EXERCISE DATA
· · · · · · ·
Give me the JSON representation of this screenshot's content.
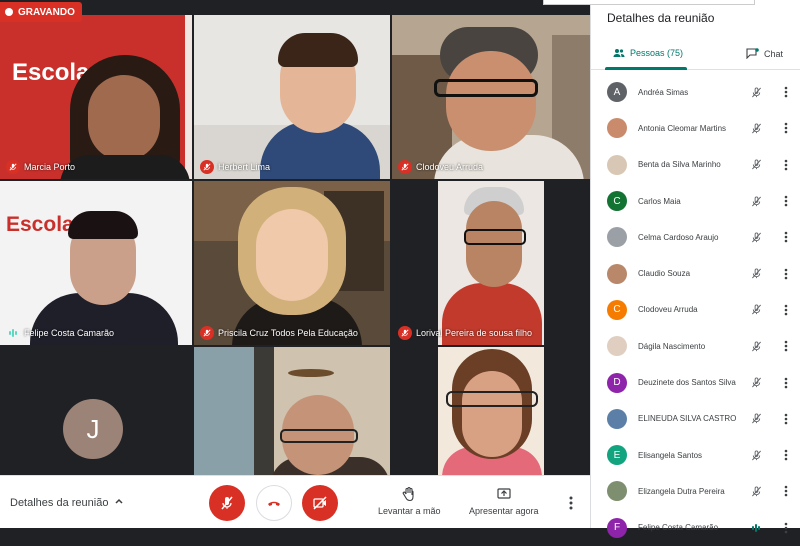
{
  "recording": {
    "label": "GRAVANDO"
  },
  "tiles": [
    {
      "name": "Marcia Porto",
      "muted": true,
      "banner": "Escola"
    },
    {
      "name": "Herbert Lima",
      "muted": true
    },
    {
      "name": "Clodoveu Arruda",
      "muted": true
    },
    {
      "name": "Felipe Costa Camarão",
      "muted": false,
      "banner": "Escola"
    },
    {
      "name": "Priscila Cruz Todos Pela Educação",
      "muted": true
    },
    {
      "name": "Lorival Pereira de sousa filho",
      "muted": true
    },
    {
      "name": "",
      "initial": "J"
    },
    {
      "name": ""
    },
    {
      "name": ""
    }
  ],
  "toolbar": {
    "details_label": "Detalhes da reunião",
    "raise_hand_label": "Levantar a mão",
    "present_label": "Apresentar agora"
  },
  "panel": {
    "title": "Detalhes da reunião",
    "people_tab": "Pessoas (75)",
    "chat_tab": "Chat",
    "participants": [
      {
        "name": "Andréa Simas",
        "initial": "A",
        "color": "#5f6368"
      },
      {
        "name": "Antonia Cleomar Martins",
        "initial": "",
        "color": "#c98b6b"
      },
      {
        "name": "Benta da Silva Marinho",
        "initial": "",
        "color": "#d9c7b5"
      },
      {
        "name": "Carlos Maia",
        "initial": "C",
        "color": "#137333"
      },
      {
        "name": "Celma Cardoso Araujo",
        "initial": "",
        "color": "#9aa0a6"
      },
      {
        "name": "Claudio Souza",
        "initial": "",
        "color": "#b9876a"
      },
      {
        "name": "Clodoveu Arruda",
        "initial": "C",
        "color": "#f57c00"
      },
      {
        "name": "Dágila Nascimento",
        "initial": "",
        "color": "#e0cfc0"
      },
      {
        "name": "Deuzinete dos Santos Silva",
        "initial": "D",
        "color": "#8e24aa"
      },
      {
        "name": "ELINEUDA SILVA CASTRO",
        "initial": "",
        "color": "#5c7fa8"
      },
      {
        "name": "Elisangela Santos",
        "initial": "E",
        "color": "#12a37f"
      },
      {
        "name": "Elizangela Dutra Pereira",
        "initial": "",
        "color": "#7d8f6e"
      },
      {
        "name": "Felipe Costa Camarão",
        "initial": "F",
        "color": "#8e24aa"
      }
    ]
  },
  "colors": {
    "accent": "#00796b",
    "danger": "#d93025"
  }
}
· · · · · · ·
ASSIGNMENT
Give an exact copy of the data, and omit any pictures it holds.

TASK RESPONSE
Give me the JSON representation of this screenshot's content.
{
  "recording": {
    "label": "GRAVANDO"
  },
  "tiles": [
    {
      "name": "Marcia Porto",
      "muted": true,
      "banner": "Escola"
    },
    {
      "name": "Herbert Lima",
      "muted": true
    },
    {
      "name": "Clodoveu Arruda",
      "muted": true
    },
    {
      "name": "Felipe Costa Camarão",
      "muted": false,
      "banner": "Escola"
    },
    {
      "name": "Priscila Cruz Todos Pela Educação",
      "muted": true
    },
    {
      "name": "Lorival Pereira de sousa filho",
      "muted": true
    },
    {
      "name": "",
      "initial": "J"
    },
    {
      "name": ""
    },
    {
      "name": ""
    }
  ],
  "toolbar": {
    "details_label": "Detalhes da reunião",
    "raise_hand_label": "Levantar a mão",
    "present_label": "Apresentar agora"
  },
  "panel": {
    "title": "Detalhes da reunião",
    "people_tab": "Pessoas (75)",
    "chat_tab": "Chat",
    "participants": [
      {
        "name": "Andréa Simas",
        "initial": "A",
        "color": "#5f6368"
      },
      {
        "name": "Antonia Cleomar Martins",
        "initial": "",
        "color": "#c98b6b"
      },
      {
        "name": "Benta da Silva Marinho",
        "initial": "",
        "color": "#d9c7b5"
      },
      {
        "name": "Carlos Maia",
        "initial": "C",
        "color": "#137333"
      },
      {
        "name": "Celma Cardoso Araujo",
        "initial": "",
        "color": "#9aa0a6"
      },
      {
        "name": "Claudio Souza",
        "initial": "",
        "color": "#b9876a"
      },
      {
        "name": "Clodoveu Arruda",
        "initial": "C",
        "color": "#f57c00"
      },
      {
        "name": "Dágila Nascimento",
        "initial": "",
        "color": "#e0cfc0"
      },
      {
        "name": "Deuzinete dos Santos Silva",
        "initial": "D",
        "color": "#8e24aa"
      },
      {
        "name": "ELINEUDA SILVA CASTRO",
        "initial": "",
        "color": "#5c7fa8"
      },
      {
        "name": "Elisangela Santos",
        "initial": "E",
        "color": "#12a37f"
      },
      {
        "name": "Elizangela Dutra Pereira",
        "initial": "",
        "color": "#7d8f6e"
      },
      {
        "name": "Felipe Costa Camarão",
        "initial": "F",
        "color": "#8e24aa"
      }
    ]
  },
  "colors": {
    "accent": "#00796b",
    "danger": "#d93025"
  }
}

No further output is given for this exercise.